From Ida B. Wells to Barack Obama, Chicago’s Black history is rich. Two new initiatives are working to share that history with a broader audience, making sure it’s not forgotten.
Black History Month
The College Board this week released its updated curriculum for an Advanced Placement African American studies course after receiving criticism from Florida Gov. Ron DeSantis.
Members of the Black Heroes Matter Coalition this week crowned a bust of Jean Baptiste Point DuSable, who is recognized as the first permanent non-indigenous settler of Chicago.
As we close out Black History Month, the last Chicago history maker in our spotlight series is a famous cartoonist. Jackie Ormes broke barriers as the first Black woman cartoonist to be published in a newspaper.
This week’s Chicago Black History Maker spotlight is Dr. Roscoe Conkling Giles, who at age 27 became the first African American to lead the city health department.
“Equiano.Stories” is a new film that can only be viewed on Instagram. It brings to life the story of Olaudah Equiano, who was enslaved at 11 years old in 1756.
Chicago Children’s Choir Reconnects with Black History: ‘We’ve Gone Beyond Cultural Appropriation to Cultural Appreciation’
The virtual concert will feature a number of African songs that explore the history of African American culture in the U.S. They’re taking concert goers on a sankofa journey, a word from Ghana which means to return or retrieve what was lost.
To celebrate Black History Month, we’re spotlighting a Chicago Black history maker every week. This week’s history maker is Vivian Harsh, Chicago’s first Black librarian.
February is Black History Month and to celebrate, we’ll be spotlighting a Chicago Black history maker every week. This week’s history maker is nationally recognized architect Wendell Campbell.
From Harriet Tubman and Rosa Parks to Marsha P. Johnson and Stacey Abrams, Black women continue to be key leaders in our communities. This Black History Month, WTTW News shined a light on Black women during our February community conversation. Watch it now.
A musical journey through Black history explores how African traditions not only influence music genres today, but how they have helped the Black community celebrate and maintain its traditions.

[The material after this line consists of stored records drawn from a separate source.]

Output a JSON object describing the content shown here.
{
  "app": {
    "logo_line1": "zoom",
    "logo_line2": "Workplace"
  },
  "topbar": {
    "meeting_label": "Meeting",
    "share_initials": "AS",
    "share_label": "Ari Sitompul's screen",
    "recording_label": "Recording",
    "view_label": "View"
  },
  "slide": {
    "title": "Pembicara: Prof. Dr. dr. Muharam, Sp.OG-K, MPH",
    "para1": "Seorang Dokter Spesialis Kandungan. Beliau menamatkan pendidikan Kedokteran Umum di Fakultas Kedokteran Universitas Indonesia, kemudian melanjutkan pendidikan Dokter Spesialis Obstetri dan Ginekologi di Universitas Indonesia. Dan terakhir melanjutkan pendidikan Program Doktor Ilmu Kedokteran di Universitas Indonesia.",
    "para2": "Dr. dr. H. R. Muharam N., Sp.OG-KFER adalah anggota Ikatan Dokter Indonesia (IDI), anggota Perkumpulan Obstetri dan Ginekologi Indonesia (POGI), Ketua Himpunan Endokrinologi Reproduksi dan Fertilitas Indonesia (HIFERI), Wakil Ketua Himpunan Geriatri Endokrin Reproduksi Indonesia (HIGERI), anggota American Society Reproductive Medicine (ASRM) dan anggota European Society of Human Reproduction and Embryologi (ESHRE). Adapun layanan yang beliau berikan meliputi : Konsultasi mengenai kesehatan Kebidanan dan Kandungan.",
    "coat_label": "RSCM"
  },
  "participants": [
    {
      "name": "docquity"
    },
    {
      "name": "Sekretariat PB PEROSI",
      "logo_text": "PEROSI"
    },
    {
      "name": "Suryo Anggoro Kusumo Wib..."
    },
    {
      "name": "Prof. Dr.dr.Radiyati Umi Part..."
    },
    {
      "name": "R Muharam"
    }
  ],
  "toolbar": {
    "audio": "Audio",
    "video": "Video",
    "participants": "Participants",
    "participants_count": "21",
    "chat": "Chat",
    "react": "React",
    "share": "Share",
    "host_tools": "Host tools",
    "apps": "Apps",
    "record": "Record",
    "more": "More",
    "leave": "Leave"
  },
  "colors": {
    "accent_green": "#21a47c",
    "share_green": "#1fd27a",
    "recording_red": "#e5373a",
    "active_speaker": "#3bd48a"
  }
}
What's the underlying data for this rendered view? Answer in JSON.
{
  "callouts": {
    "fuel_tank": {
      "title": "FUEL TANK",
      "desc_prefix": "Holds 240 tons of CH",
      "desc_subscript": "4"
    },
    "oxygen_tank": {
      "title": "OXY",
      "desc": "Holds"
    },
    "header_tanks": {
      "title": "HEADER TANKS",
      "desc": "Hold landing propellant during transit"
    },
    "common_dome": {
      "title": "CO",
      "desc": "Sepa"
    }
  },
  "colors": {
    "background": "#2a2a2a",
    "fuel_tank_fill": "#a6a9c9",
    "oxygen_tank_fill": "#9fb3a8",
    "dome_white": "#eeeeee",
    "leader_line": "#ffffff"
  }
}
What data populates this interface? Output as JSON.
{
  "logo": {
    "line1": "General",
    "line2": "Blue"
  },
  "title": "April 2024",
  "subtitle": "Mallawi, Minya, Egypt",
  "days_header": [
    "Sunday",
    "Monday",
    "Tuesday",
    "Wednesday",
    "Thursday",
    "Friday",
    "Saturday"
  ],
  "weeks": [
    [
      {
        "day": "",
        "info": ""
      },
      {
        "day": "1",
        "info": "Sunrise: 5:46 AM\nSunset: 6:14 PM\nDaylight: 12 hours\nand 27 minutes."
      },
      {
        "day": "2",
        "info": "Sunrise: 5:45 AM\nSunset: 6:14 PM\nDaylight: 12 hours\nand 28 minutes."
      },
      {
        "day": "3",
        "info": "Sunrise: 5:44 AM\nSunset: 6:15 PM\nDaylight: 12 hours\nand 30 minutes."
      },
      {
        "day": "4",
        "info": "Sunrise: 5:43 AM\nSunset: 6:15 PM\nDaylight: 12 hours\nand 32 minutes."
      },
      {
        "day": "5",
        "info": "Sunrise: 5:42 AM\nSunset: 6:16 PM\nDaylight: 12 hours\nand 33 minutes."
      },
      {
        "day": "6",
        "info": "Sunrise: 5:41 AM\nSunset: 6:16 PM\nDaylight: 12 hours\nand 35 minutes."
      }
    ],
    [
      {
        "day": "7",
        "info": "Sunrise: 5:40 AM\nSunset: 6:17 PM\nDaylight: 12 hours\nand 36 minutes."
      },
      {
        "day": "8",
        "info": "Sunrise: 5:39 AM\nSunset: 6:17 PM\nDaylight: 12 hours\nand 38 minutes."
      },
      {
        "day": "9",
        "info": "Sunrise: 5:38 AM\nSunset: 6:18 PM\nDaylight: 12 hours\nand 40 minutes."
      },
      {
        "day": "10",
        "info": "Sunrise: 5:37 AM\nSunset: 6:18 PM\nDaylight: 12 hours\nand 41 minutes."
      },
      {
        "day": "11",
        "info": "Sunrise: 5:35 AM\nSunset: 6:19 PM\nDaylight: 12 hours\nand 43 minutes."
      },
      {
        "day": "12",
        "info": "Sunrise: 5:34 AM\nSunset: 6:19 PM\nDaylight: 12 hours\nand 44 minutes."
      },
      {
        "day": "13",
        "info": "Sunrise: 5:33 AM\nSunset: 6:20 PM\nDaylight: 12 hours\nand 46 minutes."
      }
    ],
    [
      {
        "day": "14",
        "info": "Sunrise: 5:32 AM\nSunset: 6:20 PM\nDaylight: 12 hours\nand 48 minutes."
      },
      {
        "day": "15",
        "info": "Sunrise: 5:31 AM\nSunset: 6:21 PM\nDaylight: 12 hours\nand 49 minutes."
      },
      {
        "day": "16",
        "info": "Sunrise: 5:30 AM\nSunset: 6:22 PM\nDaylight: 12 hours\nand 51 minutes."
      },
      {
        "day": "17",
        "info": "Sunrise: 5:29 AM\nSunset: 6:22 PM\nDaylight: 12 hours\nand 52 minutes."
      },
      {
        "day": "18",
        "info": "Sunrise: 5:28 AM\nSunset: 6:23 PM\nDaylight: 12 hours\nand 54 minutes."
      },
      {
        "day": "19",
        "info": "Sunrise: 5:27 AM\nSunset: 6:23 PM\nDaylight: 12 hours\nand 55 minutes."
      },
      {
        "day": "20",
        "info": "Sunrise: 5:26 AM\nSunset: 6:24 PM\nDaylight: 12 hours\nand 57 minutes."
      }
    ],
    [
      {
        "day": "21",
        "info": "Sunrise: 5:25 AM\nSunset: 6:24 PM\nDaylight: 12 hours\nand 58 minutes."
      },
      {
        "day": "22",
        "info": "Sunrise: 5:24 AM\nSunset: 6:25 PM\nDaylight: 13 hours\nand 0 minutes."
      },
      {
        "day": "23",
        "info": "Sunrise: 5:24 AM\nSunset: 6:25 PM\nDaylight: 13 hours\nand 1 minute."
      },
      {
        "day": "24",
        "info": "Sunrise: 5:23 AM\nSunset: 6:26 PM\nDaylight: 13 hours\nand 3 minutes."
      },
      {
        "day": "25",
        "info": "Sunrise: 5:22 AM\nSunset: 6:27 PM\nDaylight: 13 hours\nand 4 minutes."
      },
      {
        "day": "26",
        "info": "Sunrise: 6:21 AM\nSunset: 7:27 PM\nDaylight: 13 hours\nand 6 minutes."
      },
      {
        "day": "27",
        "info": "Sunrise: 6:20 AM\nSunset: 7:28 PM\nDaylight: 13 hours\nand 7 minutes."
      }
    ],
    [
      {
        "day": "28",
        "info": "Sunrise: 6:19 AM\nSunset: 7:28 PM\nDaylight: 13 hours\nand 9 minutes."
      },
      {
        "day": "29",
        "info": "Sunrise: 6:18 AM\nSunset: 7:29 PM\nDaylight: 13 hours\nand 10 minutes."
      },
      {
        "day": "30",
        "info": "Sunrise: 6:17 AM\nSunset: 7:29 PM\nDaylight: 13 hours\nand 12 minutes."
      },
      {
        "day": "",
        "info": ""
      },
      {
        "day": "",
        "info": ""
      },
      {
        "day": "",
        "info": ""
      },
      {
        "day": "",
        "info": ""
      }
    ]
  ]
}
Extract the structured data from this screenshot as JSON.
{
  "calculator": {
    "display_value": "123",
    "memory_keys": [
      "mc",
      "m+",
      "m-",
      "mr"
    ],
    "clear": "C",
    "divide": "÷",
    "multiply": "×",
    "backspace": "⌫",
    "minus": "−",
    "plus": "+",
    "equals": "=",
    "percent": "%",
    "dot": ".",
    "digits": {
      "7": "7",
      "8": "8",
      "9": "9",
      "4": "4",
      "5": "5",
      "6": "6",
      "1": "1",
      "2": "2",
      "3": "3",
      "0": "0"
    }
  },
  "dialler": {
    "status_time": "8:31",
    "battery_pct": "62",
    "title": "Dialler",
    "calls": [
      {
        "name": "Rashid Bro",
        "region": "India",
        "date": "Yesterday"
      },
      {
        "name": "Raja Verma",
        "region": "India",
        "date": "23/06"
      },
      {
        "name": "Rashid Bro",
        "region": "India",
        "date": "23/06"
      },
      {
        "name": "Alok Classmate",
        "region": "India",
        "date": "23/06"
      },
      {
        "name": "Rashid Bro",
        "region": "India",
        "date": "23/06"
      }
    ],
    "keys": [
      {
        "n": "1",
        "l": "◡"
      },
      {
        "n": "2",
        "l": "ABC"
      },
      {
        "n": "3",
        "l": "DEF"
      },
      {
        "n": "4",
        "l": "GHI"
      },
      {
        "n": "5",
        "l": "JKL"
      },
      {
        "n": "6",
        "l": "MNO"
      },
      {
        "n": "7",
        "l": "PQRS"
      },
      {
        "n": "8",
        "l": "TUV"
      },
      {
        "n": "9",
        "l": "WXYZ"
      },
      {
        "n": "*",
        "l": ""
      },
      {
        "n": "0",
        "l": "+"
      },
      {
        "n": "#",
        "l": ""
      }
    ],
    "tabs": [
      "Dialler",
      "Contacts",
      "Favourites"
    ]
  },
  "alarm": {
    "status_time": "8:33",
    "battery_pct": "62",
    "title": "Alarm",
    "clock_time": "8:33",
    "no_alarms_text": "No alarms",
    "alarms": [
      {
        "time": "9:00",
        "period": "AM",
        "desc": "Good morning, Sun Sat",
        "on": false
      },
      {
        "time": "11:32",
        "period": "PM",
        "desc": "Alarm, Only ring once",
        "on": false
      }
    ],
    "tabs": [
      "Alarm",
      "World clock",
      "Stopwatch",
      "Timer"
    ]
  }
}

With Black history month underway, we take a closer look at how and what we teach our children about Black history with state Rep. La Shawn Ford, a former Chicago Public Schools teacher, and Maureen Tatsuko Loughnane, executive director of the nonprofit Facing History and Ourselves.
The journalist and author spoke Tuesday night to a crowd of more than 1,000 Northwestern University faculty, staff and students on topics of race, journalism, politics and identity.
Underway at the Museum of Science and Industry is the longest-running exhibition of African-American art in the country. Learn more about the museum’s program and the origins of Black History Month.
'Civil War to Civil Rights' Covers More than 200 Years
From Jean Baptiste DuSable to Black Lives Matter, the new exhibit "Civil War to Civil Rights" traces the history of struggles and triumphs of Chicago's African-American community.